That’s the plot of Hero but I think more importantly are the relationships it spotlights for us. Mike takes a back seat this week after the apparent breakthrough of last time out, but up steps Kim Wexler. I’ve got to be honest, I’m a huge fan of Kim. From her take-no-shit demeanour to her genuine fondness for Jimmy and the fact that she asked him out on a date to see the fucking Thing, it’s clear Jimmy is on to a winner here. Why he likes her is obvious, what is less so is what she sees in him. In a rendezvous in the Nail Salon after hours, Kim tells Jimmy that he’s much better than a petty feud with Howard. Jimmy responds with a furious tirade of his own – can’t Kim see how great she is, and how she too is better than Howard? Why can’t she work somewhere where she is appreciated? Once again the curse of the prequel rears its ugly head. Kim of course was no-where to be seen in Breaking Bad so this whole thing is probably not heading where I (and Jimmy) hope.
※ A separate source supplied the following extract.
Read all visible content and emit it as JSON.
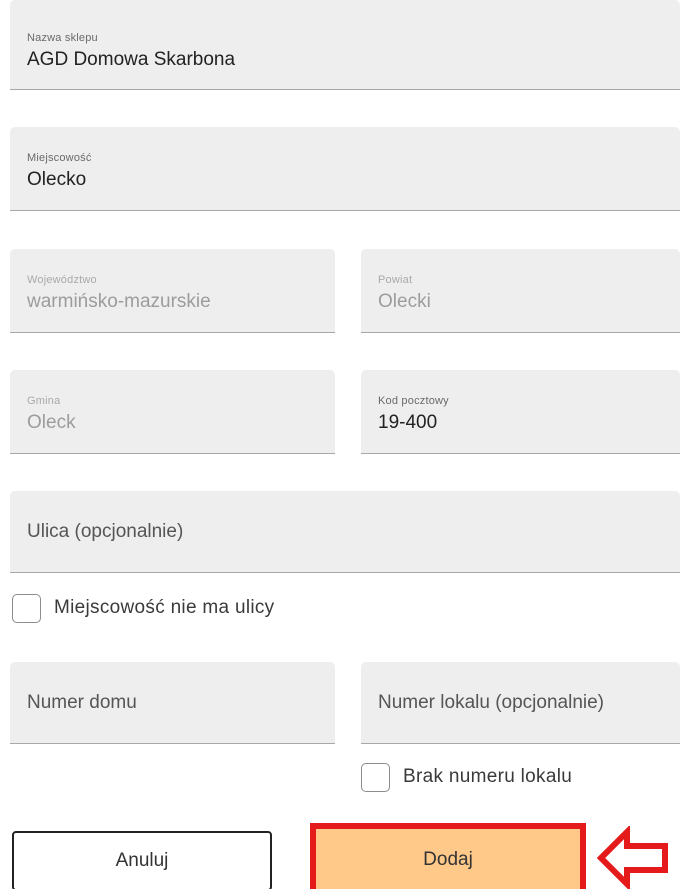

The other great relationship is of course that between brothers Jimmy and Chuck. Like Howard, Chuck is not fooled by Jimmy’s tricks. His suspicions are aroused by Jimmy’s sudden increase in clients after the billboard stunt, and the fact that his copy of the Albuquerque Journal is mysteriously missing. Jimmy is full of the stuff Chuck wants to hear – he attributes his upturn in fortune to elbow grease and clean living – but Chuck is having none of it, even if he lets Jimmy believe he believes him. To test his theory, Chuck must brave the great outdoors, with just his space blanket for protection. With the harsh soundtrack making us feel the sun’s rays hits Chuck, and a camera attached to Michael McKean, we really feel that this experience of going outside is really harrowing for Chuck, an effect comically undercut when the perspective switches to a perplexed neighbour who is observing. Chuck is clearly a very decent human being (he leaves money for the paper he pilfers) which is why Jimmy tried to keep him in the dark about the billboard. Jimmy clearly figured that a) Chuck would see right through it and b) wouldn’t approve. He’s proved right on both counts. Also, I like a show that can have a man looking a tad disapproving at a newspaper article as an episode ending cliffhanger.